Topical, Oral session, Tuesday, June 09

[31.04] Development of Large Scale Cosmic Structure

J. P. Ostriker (Princeton University)

There is a standard model now for the growth of structure in the universe which is clearly correct in general form, although the details remain uncertain. Quantum fluctuations in the early universe, amplified by inflation, are probably the original source of perturbations in an otherwise uniform FRW universe. The amplitude of these perturbations is determined by observed CBR fluctuations and the shape is predicted by standard theory, so long as some form of cold dark matter constitutes most of the mass density.

Putting these initial conditions, with standard atomic physics and the equations of hydrodynamics, into a sufficiently detailed computational model, allows one to predict where and when galaxies will form. Very large scale simulations completed to date of models such as the concordance (LCDM, Ostriker and Steinhardt) model indicate quite good agreement with a suite of observational constraints from Lyman-alpha clouds at redshift three to clusters of galaxies at redshift zero. Open models with Omega, matter less than unity, seem best at reproducing all of these properties, as well as the large-scale distribution of galaxies and intergalactic gases.

A particularly interesting and robust conclusion is reached concerning the distribution of baryons. For a wide range of viable cosmological models, the fraction of baryons that condenses to stars and cold gas (in galaxies) is 20 percent plus or minus 10 percent. Of the remaining baryons in the intergalactic medium, the fractions in the hot (T > 10^7K), intermediate (10^7K > T > 10^5K) and warm (10^5 > T) components is (20 \pm 7, 55 \pm 10, 15 \pm 5) percent.
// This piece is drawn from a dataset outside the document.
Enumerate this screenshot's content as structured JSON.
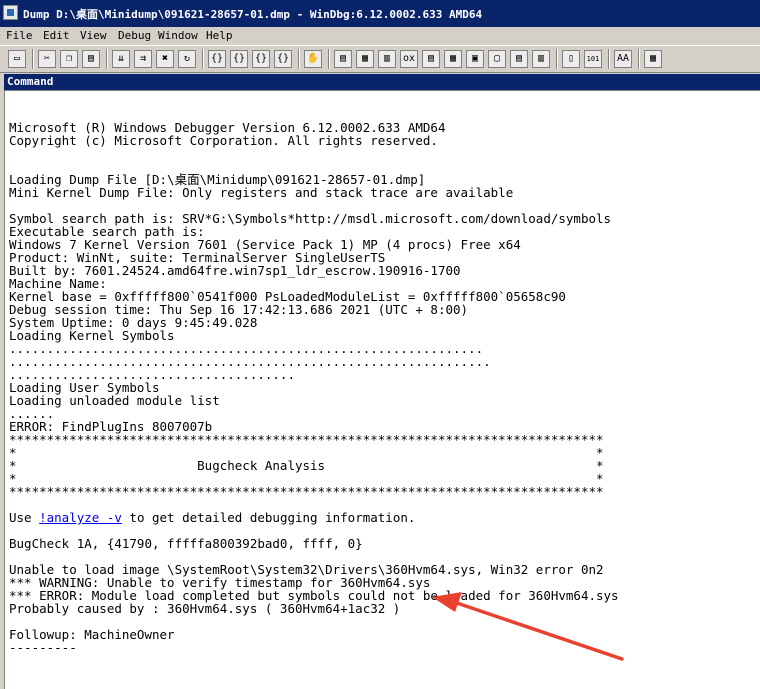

The majority of cosmic baryons, in intermediate temperature regions, will be discovered by soft X-Ray techniques.

Program listing for Tuesday